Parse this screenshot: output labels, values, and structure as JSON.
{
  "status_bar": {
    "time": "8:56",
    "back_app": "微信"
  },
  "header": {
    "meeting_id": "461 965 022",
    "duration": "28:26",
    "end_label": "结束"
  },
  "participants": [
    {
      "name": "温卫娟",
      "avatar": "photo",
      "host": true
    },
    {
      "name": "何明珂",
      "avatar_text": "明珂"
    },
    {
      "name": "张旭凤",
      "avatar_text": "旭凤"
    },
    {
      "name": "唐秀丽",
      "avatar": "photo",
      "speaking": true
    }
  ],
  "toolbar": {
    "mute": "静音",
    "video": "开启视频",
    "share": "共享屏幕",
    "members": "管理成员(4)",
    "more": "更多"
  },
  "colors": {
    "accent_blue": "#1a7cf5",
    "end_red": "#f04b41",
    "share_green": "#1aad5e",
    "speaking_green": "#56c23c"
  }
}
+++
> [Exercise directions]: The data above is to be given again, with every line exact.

> [Task answer]:
Parse this screenshot: output labels, values, and structure as JSON.
{
  "status_bar": {
    "time": "8:56",
    "back_app": "微信"
  },
  "header": {
    "meeting_id": "461 965 022",
    "duration": "28:26",
    "end_label": "结束"
  },
  "participants": [
    {
      "name": "温卫娟",
      "avatar": "photo",
      "host": true
    },
    {
      "name": "何明珂",
      "avatar_text": "明珂"
    },
    {
      "name": "张旭凤",
      "avatar_text": "旭凤"
    },
    {
      "name": "唐秀丽",
      "avatar": "photo",
      "speaking": true
    }
  ],
  "toolbar": {
    "mute": "静音",
    "video": "开启视频",
    "share": "共享屏幕",
    "members": "管理成员(4)",
    "more": "更多"
  },
  "colors": {
    "accent_blue": "#1a7cf5",
    "end_red": "#f04b41",
    "share_green": "#1aad5e",
    "speaking_green": "#56c23c"
  }
}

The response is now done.